In 1983, then-President Ronald Reagan signed into law a federal statute declaring the third Monday in January as Martin Luther King Jr. Day.
More than 30 years later, America has finally added another commemorative day to its ranks: Juneteenth, a federal holiday celebrated on June 19 that marks the end of slavery in the U.S.
The news of President Joe Biden signing the bill into law was met with widespread celebration, particularly in African American communities.
But some expressed cynicism, suggesting the federal government was using the new holiday to distract Black Americans from the lack of progress on national voting rights and police reform.

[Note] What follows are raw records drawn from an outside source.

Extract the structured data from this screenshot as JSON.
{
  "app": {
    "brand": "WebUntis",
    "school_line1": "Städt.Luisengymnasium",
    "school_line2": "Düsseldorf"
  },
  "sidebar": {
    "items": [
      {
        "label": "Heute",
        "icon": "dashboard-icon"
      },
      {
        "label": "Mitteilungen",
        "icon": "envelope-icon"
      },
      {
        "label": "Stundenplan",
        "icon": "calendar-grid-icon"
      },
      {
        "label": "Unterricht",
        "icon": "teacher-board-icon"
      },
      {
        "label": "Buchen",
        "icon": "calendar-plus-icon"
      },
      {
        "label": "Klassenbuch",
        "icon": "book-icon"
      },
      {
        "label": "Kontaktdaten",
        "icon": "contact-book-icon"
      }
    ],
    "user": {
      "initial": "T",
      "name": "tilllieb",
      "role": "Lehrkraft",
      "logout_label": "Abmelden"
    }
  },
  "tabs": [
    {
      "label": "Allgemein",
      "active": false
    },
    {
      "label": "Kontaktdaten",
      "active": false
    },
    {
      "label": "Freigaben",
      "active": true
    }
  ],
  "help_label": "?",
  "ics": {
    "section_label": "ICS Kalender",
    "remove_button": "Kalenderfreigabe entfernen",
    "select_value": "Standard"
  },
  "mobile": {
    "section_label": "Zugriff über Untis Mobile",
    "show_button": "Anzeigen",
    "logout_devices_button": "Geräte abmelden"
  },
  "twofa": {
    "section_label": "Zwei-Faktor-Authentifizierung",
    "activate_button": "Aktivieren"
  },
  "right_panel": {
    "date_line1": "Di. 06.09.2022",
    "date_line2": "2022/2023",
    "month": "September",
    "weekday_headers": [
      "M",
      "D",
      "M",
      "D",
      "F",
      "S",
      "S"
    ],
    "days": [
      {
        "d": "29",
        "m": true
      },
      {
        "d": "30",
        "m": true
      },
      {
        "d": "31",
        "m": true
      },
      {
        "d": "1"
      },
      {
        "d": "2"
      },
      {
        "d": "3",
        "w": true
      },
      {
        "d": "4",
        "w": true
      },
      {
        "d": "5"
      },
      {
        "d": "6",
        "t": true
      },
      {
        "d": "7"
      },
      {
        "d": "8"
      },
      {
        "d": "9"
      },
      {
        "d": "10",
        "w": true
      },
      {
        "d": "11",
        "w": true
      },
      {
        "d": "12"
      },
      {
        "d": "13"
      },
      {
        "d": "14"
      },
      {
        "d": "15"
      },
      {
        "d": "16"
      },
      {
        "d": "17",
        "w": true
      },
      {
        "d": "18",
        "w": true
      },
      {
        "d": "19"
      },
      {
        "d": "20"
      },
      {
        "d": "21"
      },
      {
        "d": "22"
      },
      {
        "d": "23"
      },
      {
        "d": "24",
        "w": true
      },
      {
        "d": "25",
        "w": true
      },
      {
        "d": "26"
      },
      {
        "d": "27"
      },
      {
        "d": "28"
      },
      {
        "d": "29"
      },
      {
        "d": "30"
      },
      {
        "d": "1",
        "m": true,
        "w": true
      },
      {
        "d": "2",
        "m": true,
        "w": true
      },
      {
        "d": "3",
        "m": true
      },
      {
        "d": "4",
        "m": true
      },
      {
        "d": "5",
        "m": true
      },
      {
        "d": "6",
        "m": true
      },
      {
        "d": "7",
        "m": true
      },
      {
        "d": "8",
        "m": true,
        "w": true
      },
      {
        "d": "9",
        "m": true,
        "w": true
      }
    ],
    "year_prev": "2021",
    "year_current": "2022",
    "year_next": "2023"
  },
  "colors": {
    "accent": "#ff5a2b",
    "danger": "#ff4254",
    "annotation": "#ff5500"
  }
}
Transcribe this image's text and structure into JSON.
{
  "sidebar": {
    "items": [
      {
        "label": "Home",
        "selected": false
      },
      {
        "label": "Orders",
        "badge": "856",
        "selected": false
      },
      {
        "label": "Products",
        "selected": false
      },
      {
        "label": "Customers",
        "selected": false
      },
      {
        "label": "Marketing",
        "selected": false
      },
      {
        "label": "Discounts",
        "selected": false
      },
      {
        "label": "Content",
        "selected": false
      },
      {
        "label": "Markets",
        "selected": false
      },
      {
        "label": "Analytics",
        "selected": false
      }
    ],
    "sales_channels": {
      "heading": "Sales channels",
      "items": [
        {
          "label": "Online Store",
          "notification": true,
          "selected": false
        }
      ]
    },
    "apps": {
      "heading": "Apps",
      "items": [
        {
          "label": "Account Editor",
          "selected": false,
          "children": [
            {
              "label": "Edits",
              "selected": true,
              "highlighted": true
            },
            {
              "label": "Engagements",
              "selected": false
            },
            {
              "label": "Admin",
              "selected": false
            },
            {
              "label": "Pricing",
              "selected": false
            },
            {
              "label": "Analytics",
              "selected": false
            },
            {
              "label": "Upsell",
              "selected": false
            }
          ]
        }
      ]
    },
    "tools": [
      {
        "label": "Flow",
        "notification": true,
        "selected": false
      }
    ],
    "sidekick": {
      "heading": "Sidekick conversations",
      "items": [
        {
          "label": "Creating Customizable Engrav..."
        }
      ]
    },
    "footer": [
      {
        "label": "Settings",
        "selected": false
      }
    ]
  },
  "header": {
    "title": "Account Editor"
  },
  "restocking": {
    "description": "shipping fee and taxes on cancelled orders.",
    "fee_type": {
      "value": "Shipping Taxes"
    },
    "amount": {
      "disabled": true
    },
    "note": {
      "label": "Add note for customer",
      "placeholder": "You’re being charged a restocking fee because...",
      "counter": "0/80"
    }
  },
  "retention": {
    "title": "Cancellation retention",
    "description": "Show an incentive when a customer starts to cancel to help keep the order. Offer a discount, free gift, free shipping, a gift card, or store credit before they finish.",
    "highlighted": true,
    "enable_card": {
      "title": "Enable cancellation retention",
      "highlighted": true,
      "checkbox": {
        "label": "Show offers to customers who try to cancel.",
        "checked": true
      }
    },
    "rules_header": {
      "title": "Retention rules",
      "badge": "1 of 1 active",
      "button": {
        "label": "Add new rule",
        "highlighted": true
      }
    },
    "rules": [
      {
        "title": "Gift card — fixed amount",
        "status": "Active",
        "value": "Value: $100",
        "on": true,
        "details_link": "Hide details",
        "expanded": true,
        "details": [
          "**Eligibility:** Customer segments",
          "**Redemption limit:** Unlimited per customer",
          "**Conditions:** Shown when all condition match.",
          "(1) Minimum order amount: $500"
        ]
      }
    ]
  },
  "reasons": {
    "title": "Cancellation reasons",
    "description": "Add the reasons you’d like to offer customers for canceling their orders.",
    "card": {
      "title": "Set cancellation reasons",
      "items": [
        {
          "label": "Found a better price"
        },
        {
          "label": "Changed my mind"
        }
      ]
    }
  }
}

P.O.C., hit the streets of Philadelphia to hear how residents were reacting to the news of America’s newest federal holiday.